Top of THE INPUT

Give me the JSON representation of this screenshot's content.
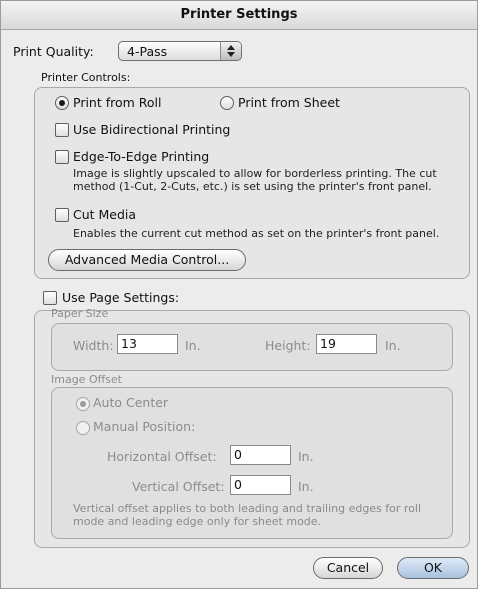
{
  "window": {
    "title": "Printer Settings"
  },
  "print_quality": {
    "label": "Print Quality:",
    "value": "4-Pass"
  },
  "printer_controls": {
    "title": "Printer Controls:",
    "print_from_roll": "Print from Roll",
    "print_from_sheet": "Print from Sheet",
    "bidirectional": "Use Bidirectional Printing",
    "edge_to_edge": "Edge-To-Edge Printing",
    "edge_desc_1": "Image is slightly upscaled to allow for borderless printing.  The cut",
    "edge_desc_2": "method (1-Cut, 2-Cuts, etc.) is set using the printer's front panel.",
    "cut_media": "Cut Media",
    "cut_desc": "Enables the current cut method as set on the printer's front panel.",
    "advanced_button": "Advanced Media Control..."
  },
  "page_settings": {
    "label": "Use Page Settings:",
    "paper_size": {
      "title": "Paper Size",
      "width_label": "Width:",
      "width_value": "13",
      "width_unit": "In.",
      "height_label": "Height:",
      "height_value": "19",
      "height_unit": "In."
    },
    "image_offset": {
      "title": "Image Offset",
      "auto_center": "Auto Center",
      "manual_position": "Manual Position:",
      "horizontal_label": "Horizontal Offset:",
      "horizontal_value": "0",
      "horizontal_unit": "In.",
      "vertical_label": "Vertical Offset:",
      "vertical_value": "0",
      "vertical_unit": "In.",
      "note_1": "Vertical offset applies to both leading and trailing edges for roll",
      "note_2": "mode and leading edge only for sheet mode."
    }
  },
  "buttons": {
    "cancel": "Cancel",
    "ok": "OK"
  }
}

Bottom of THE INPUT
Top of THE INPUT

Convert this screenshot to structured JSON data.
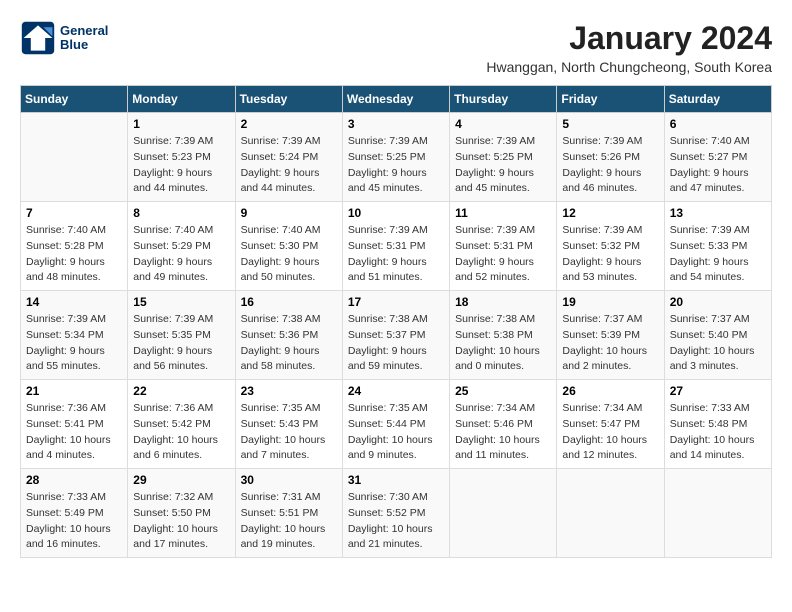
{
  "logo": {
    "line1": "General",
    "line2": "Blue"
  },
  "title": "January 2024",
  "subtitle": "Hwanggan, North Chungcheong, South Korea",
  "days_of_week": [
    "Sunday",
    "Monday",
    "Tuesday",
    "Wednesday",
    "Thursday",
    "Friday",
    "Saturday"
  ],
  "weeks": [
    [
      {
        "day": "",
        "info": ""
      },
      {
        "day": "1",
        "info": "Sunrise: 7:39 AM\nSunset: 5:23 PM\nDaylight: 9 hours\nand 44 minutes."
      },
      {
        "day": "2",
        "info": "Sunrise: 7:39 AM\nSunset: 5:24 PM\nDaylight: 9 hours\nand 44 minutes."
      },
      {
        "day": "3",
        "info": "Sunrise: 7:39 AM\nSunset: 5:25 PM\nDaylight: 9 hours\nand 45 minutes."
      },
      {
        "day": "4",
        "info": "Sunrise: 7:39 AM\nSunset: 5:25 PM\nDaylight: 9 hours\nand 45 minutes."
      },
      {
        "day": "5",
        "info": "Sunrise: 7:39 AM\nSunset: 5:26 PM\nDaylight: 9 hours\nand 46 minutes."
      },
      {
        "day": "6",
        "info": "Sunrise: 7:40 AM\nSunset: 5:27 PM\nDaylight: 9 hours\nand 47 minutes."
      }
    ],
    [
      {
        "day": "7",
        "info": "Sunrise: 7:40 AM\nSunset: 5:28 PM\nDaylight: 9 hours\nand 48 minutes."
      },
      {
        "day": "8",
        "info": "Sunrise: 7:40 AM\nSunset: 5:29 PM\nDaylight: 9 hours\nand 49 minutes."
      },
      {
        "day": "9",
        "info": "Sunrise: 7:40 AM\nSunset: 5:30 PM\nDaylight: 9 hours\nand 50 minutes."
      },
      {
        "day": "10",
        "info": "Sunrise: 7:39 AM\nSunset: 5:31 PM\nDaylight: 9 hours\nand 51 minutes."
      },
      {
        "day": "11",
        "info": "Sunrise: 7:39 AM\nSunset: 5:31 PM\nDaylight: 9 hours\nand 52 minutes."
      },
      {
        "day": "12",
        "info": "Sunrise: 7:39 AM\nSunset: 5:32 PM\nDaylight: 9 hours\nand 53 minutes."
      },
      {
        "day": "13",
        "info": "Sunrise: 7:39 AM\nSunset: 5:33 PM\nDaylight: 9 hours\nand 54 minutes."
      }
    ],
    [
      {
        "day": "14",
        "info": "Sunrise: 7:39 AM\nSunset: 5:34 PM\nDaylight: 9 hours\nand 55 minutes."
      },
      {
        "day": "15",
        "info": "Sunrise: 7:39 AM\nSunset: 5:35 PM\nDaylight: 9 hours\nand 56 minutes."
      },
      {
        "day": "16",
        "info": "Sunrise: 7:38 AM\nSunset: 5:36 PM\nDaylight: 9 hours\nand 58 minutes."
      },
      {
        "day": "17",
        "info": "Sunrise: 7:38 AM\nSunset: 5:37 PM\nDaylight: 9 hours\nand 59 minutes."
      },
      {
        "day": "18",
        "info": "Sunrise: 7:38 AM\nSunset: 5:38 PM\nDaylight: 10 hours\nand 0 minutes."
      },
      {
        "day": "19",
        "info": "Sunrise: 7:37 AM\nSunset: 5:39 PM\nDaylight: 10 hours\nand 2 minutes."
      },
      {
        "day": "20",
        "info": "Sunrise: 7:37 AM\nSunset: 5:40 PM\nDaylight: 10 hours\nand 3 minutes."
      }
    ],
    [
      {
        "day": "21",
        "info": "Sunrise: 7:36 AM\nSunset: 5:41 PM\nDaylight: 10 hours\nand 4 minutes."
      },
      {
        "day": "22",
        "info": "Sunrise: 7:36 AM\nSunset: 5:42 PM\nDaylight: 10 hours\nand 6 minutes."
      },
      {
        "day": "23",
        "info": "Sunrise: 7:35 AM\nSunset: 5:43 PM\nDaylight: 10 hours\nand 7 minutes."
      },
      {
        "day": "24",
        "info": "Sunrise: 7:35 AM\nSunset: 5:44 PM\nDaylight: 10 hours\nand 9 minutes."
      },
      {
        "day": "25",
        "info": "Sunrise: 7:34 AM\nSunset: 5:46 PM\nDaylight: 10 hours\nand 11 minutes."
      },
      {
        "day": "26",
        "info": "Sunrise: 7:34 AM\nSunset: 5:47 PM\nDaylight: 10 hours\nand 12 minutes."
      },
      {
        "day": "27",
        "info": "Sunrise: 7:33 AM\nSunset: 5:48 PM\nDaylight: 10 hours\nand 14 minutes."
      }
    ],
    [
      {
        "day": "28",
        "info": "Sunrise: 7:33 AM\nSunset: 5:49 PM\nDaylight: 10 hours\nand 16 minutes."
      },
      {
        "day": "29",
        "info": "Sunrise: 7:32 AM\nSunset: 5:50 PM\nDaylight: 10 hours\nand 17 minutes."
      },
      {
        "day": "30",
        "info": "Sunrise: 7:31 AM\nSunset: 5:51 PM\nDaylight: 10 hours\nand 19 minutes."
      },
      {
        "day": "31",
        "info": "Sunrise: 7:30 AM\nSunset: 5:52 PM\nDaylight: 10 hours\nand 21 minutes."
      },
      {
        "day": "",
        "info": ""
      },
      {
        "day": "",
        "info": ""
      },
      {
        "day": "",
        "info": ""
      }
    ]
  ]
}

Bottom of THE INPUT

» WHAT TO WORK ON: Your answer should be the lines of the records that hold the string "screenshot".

» EXERCISE RESULT:
Give me the JSON representation of this screenshot's content.
Convert this screenshot to structured JSON data.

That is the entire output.